--- SOURCE MATERIAL Enclosed Below ---

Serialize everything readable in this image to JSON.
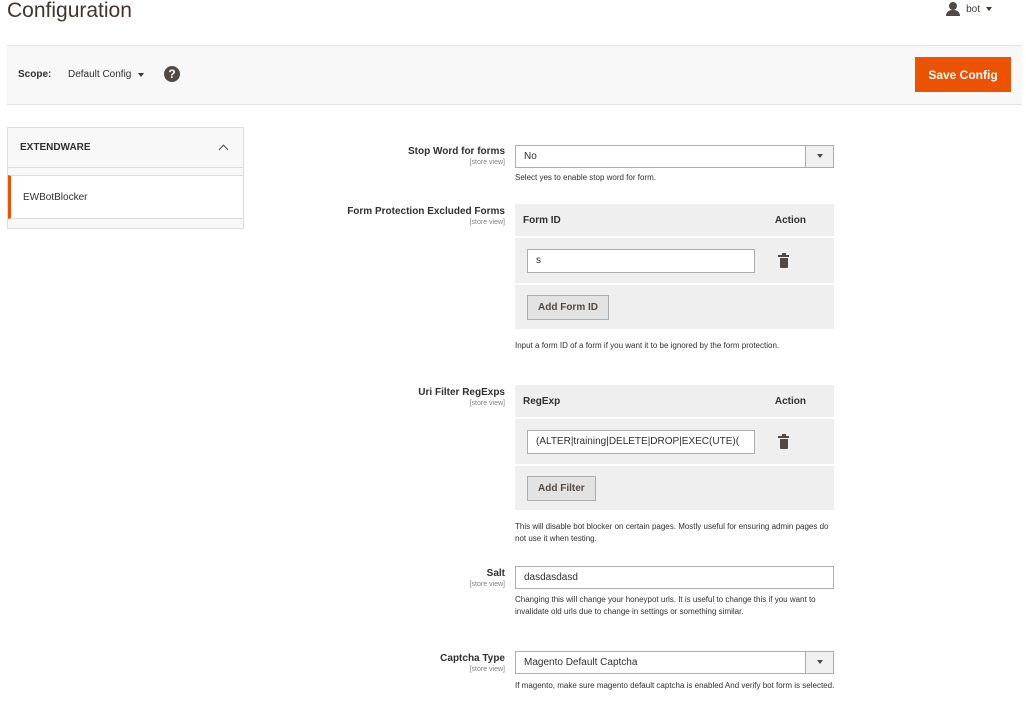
{
  "header": {
    "title": "Configuration",
    "user": "bot"
  },
  "scope_bar": {
    "label": "Scope:",
    "value": "Default Config",
    "help": "?",
    "save_label": "Save Config"
  },
  "sidebar": {
    "section": "EXTENDWARE",
    "items": [
      {
        "label": "EWBotBlocker"
      }
    ]
  },
  "fields": {
    "stop_word": {
      "label": "Stop Word for forms",
      "scope": "[store view]",
      "value": "No",
      "note": "Select yes to enable stop word for form."
    },
    "form_protection": {
      "label": "Form Protection Excluded Forms",
      "scope": "[store view]",
      "col_id": "Form ID",
      "col_action": "Action",
      "rows": [
        {
          "value": "s"
        }
      ],
      "add_label": "Add Form ID",
      "note": "Input a form ID of a form if you want it to be ignored by the form protection."
    },
    "uri_filter": {
      "label": "Uri Filter RegExps",
      "scope": "[store view]",
      "col_id": "RegExp",
      "col_action": "Action",
      "rows": [
        {
          "value": "(ALTER|training|DELETE|DROP|EXEC(UTE)("
        }
      ],
      "add_label": "Add Filter",
      "note": "This will disable bot blocker on certain pages. Mostly useful for ensuring admin pages do not use it when testing."
    },
    "salt": {
      "label": "Salt",
      "scope": "[store view]",
      "value": "dasdasdasd",
      "note": "Changing this will change your honeypot urls. It is useful to change this if you want to invalidate old urls due to change in settings or something similar."
    },
    "captcha": {
      "label": "Captcha Type",
      "scope": "[store view]",
      "value": "Magento Default Captcha",
      "note": "If magento, make sure magento default captcha is enabled And verify bot form is selected."
    }
  },
  "colors": {
    "accent": "#eb5202",
    "text": "#303030",
    "panel": "#efefef"
  }
}
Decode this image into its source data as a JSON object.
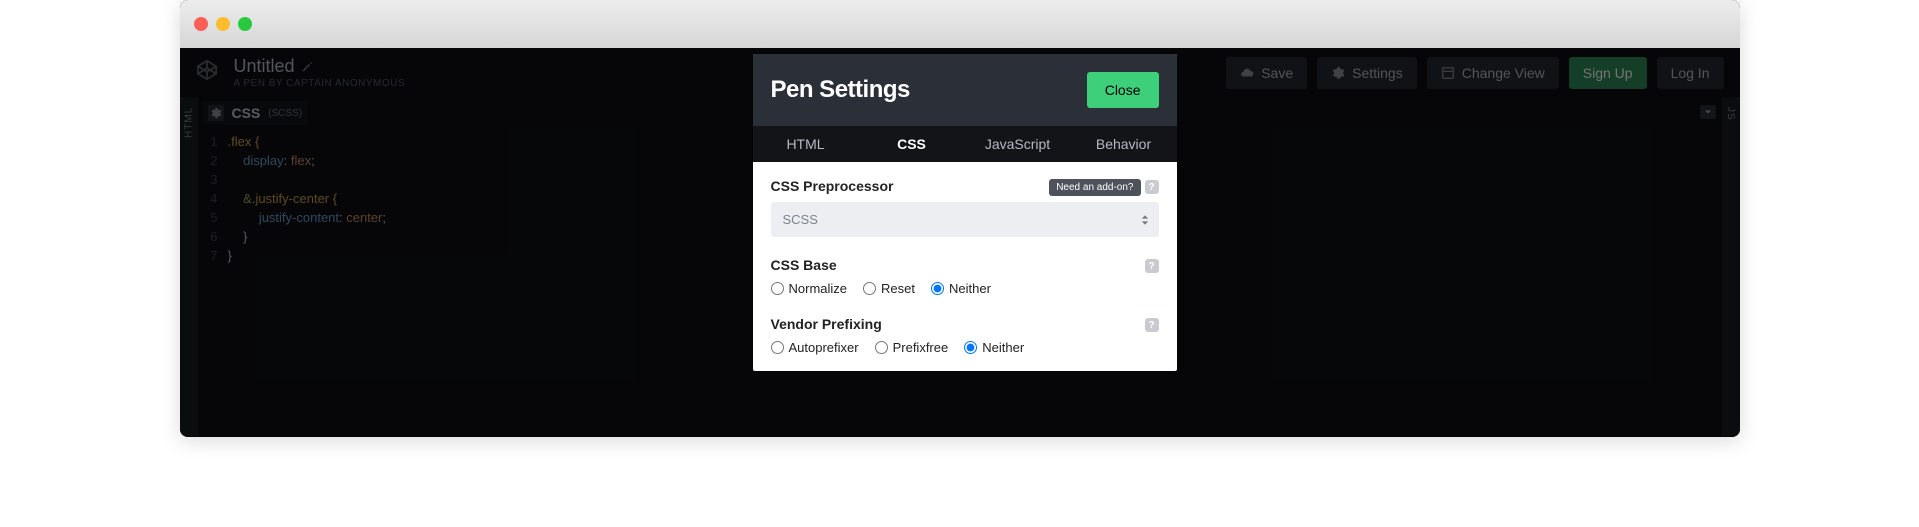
{
  "pen": {
    "title": "Untitled",
    "subtitle": "A PEN BY CAPTAIN ANONYMOUS"
  },
  "topButtons": {
    "save": "Save",
    "settings": "Settings",
    "changeView": "Change View",
    "signUp": "Sign Up",
    "logIn": "Log In"
  },
  "sideTabs": {
    "left": "HTML",
    "right": "JS"
  },
  "editor": {
    "title": "CSS",
    "sub": "(SCSS)",
    "lines": {
      "l1": ".flex {",
      "l2_prop": "display",
      "l2_val": "flex",
      "l4_amp": "&",
      "l4_sel": ".justify-center {",
      "l5_prop": "justify-content",
      "l5_val": "center"
    }
  },
  "modal": {
    "title": "Pen Settings",
    "close": "Close",
    "tabs": {
      "html": "HTML",
      "css": "CSS",
      "js": "JavaScript",
      "behavior": "Behavior"
    },
    "preprocessor": {
      "heading": "CSS Preprocessor",
      "addon": "Need an add-on?",
      "selected": "SCSS"
    },
    "base": {
      "heading": "CSS Base",
      "opts": {
        "normalize": "Normalize",
        "reset": "Reset",
        "neither": "Neither"
      }
    },
    "prefix": {
      "heading": "Vendor Prefixing",
      "opts": {
        "autoprefixer": "Autoprefixer",
        "prefixfree": "Prefixfree",
        "neither": "Neither"
      }
    }
  }
}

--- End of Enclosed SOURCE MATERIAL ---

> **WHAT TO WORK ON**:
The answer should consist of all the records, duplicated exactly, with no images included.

> **YOUR SOLUTION**:
Serialize everything readable in this image to JSON.
{
  "header": {
    "title": "Configuration",
    "user": "bot"
  },
  "scope_bar": {
    "label": "Scope:",
    "value": "Default Config",
    "help": "?",
    "save_label": "Save Config"
  },
  "sidebar": {
    "section": "EXTENDWARE",
    "items": [
      {
        "label": "EWBotBlocker"
      }
    ]
  },
  "fields": {
    "stop_word": {
      "label": "Stop Word for forms",
      "scope": "[store view]",
      "value": "No",
      "note": "Select yes to enable stop word for form."
    },
    "form_protection": {
      "label": "Form Protection Excluded Forms",
      "scope": "[store view]",
      "col_id": "Form ID",
      "col_action": "Action",
      "rows": [
        {
          "value": "s"
        }
      ],
      "add_label": "Add Form ID",
      "note": "Input a form ID of a form if you want it to be ignored by the form protection."
    },
    "uri_filter": {
      "label": "Uri Filter RegExps",
      "scope": "[store view]",
      "col_id": "RegExp",
      "col_action": "Action",
      "rows": [
        {
          "value": "(ALTER|training|DELETE|DROP|EXEC(UTE)("
        }
      ],
      "add_label": "Add Filter",
      "note": "This will disable bot blocker on certain pages. Mostly useful for ensuring admin pages do not use it when testing."
    },
    "salt": {
      "label": "Salt",
      "scope": "[store view]",
      "value": "dasdasdasd",
      "note": "Changing this will change your honeypot urls. It is useful to change this if you want to invalidate old urls due to change in settings or something similar."
    },
    "captcha": {
      "label": "Captcha Type",
      "scope": "[store view]",
      "value": "Magento Default Captcha",
      "note": "If magento, make sure magento default captcha is enabled And verify bot form is selected."
    }
  },
  "colors": {
    "accent": "#eb5202",
    "text": "#303030",
    "panel": "#efefef"
  }
}
Decode this image into its source data as a JSON object.
{
  "pen": {
    "title": "Untitled",
    "subtitle": "A PEN BY CAPTAIN ANONYMOUS"
  },
  "topButtons": {
    "save": "Save",
    "settings": "Settings",
    "changeView": "Change View",
    "signUp": "Sign Up",
    "logIn": "Log In"
  },
  "sideTabs": {
    "left": "HTML",
    "right": "JS"
  },
  "editor": {
    "title": "CSS",
    "sub": "(SCSS)",
    "lines": {
      "l1": ".flex {",
      "l2_prop": "display",
      "l2_val": "flex",
      "l4_amp": "&",
      "l4_sel": ".justify-center {",
      "l5_prop": "justify-content",
      "l5_val": "center"
    }
  },
  "modal": {
    "title": "Pen Settings",
    "close": "Close",
    "tabs": {
      "html": "HTML",
      "css": "CSS",
      "js": "JavaScript",
      "behavior": "Behavior"
    },
    "preprocessor": {
      "heading": "CSS Preprocessor",
      "addon": "Need an add-on?",
      "selected": "SCSS"
    },
    "base": {
      "heading": "CSS Base",
      "opts": {
        "normalize": "Normalize",
        "reset": "Reset",
        "neither": "Neither"
      }
    },
    "prefix": {
      "heading": "Vendor Prefixing",
      "opts": {
        "autoprefixer": "Autoprefixer",
        "prefixfree": "Prefixfree",
        "neither": "Neither"
      }
    }
  }
}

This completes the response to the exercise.